Well, it turned out she was Grace Paley, and I asked my roommate, “Who’s that old lady that lives right there?” and she said “Oh, that’s Grace Paley,” and I said, “You are kidding me!” And that is how I published my first book. If the great Grace Paley tells you to do it, you do it! I have never waited for a phone since that moment when she said “Do it,” and I knew “Okay, I’ll do it.” I did my second book that way, too. So, we will find ways to get the work out, as long as you believe in the work.
What were you doing at 23?
At 23 I’d just gotten out of grad school; Columbia. I was teaching theater, and documentary filmmaking to high school students at an after-school program in Westchester, NY called The Loft.

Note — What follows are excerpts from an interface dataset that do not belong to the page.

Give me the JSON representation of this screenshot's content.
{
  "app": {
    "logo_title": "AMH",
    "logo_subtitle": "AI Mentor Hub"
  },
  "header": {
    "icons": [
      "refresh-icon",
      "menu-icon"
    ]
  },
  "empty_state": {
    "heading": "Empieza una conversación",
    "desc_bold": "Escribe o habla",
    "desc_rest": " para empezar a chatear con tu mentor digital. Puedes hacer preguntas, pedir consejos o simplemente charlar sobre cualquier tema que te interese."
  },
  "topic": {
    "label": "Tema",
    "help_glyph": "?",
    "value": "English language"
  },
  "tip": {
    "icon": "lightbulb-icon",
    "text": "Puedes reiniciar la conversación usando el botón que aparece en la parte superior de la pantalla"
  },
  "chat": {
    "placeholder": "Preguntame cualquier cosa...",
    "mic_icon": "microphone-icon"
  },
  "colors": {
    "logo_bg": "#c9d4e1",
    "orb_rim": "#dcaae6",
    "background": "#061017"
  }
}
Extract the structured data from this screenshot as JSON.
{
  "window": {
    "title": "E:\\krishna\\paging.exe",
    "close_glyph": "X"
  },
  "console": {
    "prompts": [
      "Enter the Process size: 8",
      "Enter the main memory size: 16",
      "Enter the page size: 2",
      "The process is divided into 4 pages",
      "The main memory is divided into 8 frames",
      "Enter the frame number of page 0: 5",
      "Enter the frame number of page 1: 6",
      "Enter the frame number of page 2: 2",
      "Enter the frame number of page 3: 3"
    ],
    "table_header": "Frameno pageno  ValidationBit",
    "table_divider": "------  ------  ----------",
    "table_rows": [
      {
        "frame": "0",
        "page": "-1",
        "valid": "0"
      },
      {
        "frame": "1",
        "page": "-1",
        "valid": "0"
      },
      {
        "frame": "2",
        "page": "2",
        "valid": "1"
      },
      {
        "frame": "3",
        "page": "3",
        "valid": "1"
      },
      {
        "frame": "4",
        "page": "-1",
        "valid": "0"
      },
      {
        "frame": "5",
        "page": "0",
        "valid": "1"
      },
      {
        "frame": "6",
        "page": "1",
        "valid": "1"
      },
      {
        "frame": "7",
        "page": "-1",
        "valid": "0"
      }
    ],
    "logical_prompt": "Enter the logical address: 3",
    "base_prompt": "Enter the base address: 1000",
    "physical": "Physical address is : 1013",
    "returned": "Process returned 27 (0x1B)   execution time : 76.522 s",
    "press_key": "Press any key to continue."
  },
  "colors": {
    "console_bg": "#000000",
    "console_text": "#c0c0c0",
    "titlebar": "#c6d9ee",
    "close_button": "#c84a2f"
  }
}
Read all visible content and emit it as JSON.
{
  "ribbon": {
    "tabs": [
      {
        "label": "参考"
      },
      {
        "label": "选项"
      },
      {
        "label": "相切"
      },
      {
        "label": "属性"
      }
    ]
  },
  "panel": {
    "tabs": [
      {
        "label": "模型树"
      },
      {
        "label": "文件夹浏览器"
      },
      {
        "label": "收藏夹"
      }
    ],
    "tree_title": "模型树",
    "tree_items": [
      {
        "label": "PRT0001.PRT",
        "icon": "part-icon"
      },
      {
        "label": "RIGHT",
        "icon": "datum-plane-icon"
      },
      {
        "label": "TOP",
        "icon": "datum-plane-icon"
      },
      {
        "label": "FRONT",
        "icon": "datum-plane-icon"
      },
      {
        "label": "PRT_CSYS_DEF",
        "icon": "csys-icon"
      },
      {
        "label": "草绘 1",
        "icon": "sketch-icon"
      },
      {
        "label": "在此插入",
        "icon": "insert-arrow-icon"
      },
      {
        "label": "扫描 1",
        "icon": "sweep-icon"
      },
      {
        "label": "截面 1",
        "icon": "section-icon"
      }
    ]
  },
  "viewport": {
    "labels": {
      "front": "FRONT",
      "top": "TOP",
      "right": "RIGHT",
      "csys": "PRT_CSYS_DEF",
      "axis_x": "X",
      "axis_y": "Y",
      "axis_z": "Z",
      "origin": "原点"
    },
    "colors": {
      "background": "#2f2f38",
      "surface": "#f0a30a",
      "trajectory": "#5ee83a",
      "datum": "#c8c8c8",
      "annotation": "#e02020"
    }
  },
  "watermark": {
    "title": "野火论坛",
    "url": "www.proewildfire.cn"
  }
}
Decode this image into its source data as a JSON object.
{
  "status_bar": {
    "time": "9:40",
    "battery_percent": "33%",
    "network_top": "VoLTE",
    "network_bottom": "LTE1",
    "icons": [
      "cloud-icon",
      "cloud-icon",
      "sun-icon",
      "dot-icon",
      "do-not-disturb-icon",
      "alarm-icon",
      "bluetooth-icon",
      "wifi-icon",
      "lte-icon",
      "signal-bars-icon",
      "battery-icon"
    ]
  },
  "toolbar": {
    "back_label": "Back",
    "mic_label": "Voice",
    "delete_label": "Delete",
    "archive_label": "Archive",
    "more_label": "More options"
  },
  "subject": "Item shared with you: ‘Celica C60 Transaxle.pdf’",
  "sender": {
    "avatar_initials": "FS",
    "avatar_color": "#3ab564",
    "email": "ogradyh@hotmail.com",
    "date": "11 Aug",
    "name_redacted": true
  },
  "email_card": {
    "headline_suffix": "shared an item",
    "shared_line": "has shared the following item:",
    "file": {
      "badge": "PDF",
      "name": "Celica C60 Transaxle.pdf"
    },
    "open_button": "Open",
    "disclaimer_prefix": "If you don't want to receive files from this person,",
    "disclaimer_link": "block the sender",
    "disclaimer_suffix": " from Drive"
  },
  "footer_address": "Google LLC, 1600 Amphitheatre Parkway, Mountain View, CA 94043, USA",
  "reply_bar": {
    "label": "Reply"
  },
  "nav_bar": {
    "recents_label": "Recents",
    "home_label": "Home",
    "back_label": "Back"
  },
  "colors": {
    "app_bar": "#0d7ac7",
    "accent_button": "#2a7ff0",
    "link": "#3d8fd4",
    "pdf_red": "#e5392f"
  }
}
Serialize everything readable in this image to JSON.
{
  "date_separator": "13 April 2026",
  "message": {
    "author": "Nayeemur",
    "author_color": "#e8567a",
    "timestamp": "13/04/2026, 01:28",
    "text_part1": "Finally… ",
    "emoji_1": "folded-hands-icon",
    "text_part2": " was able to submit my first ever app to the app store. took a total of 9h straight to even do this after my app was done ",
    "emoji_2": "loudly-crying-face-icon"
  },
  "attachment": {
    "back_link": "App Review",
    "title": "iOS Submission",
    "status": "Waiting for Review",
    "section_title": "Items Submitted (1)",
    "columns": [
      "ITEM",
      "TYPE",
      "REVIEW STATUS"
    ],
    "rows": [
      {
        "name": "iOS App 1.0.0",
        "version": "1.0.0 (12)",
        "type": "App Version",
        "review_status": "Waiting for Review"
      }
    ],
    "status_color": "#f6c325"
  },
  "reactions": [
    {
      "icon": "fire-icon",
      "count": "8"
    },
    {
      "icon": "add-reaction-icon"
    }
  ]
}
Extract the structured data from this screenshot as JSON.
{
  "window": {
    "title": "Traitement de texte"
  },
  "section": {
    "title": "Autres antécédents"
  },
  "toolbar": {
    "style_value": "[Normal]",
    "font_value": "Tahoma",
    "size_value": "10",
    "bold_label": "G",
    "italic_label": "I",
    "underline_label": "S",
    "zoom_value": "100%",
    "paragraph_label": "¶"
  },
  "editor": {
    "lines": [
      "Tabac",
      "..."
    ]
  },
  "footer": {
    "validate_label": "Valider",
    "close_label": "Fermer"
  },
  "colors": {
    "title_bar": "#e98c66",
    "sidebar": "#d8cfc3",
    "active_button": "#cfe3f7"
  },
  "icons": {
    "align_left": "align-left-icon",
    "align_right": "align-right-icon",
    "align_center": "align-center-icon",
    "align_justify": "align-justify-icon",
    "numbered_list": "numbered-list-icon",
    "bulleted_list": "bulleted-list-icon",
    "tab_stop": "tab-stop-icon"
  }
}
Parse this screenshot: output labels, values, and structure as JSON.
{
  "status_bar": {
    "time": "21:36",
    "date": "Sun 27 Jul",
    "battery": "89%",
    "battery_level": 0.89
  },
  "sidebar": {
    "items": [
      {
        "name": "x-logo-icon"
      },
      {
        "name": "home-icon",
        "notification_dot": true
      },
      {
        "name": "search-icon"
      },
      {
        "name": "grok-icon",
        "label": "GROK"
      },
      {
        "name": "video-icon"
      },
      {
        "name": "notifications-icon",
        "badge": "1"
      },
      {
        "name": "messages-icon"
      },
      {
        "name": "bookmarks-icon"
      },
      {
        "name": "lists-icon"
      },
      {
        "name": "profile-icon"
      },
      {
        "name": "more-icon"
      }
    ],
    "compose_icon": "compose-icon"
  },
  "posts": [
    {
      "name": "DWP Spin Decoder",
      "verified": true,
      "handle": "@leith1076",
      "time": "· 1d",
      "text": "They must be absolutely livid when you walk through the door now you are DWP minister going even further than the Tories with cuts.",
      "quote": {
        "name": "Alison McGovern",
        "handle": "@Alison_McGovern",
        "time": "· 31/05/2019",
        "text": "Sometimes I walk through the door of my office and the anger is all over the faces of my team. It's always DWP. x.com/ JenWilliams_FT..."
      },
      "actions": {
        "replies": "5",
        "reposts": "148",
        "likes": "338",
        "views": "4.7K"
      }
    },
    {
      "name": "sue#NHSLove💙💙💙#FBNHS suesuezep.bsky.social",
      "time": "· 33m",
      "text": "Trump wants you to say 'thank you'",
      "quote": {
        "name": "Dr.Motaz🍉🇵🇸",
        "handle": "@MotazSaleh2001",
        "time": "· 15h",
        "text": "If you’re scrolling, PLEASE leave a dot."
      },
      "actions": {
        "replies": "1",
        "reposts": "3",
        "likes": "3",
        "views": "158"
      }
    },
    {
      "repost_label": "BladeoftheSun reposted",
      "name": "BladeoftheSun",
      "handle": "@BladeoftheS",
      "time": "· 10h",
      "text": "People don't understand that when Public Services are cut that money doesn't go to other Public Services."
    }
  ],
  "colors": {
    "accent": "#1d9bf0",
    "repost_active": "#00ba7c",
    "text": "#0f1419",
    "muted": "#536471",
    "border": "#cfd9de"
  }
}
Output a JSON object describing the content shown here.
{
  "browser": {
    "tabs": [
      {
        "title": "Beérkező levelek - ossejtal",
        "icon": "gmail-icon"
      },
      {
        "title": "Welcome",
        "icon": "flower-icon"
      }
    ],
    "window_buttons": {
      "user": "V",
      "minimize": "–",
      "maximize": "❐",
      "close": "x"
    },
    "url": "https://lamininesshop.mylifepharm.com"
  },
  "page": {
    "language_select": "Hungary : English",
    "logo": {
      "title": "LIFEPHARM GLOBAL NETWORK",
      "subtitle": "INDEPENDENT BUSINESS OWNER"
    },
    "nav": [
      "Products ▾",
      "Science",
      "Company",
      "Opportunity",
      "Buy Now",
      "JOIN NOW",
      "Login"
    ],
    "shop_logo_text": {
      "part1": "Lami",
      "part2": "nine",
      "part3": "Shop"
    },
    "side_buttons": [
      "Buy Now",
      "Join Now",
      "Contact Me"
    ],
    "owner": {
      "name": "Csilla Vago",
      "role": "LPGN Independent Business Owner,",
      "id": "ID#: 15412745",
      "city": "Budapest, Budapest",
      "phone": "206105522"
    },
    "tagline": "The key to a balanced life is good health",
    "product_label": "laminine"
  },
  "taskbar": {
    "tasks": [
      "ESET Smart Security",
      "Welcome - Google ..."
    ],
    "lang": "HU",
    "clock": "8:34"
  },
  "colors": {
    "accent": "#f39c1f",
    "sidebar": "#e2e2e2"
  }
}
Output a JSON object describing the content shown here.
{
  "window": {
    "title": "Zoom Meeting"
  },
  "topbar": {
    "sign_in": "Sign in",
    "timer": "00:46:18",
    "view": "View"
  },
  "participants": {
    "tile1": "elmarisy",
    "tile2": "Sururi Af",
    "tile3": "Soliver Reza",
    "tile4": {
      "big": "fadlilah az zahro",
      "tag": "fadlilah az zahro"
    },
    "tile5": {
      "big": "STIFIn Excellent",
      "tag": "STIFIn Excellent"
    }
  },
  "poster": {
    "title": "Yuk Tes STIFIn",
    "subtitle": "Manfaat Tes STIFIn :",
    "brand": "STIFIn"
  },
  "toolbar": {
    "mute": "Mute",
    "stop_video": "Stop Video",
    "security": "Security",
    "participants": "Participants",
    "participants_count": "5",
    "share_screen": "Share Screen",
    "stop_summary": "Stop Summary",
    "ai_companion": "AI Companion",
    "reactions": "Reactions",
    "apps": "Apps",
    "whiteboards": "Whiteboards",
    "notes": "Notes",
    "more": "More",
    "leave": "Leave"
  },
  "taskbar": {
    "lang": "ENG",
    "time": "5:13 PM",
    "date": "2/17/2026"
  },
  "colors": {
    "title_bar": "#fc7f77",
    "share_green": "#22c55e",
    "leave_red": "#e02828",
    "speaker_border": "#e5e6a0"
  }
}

I was learning about feminism from the other women who taught there, and trying to figure out when I was actually going to start writing. I mean, I had this degree in Journalism, but I really didn’t want to work in journalism, so I hadn’t quite figured it out. It took me another 10 years before I just started writing, writing, writing. I did a bunch of different things, mostly in New York. I was a stage manager, I worked at a music company, I mean did a bunch of different things, I went to Hunter College – that’s how I met Audre Lorde. So, I just did a lot of things that now I think of as valuable information for my writing.
So that’s where you met Audre Lorde.
Yeah, I’m working on an essay about her now. She was a wonderful mentor for me. Audre is the one who told me that The Gilda Stories was a novel, not a collection of short stories.
That’s amazing; she was amazing.
Yeah, I asked her to read it. She said, “I don’t like short stories, and I really don’t like vampires, but okay.” Then she came back and said “Oh! This is a novel!” So I spent the next year turning it into a novel, and she was always a wonderful mentor because she was demanding and insistent, and a good example of someone who did not, who would not quit. Even when she was told she was dying, she would not quit. I mean, I visited her once in the hospital, it was probably the last several months of her life, I think the last year, because we were doing a poetry contest together. She was in her bed, she said “Oh, yeah, come on, come on down!” and I said “Okay, but I don’t want to tire you” and she said “No.” We had a conversation like she was healthy as you or me. Her energy, her spirit, her intellect, it was all there, and because that’s what she loved, so. She’s a powerful example of not quitting.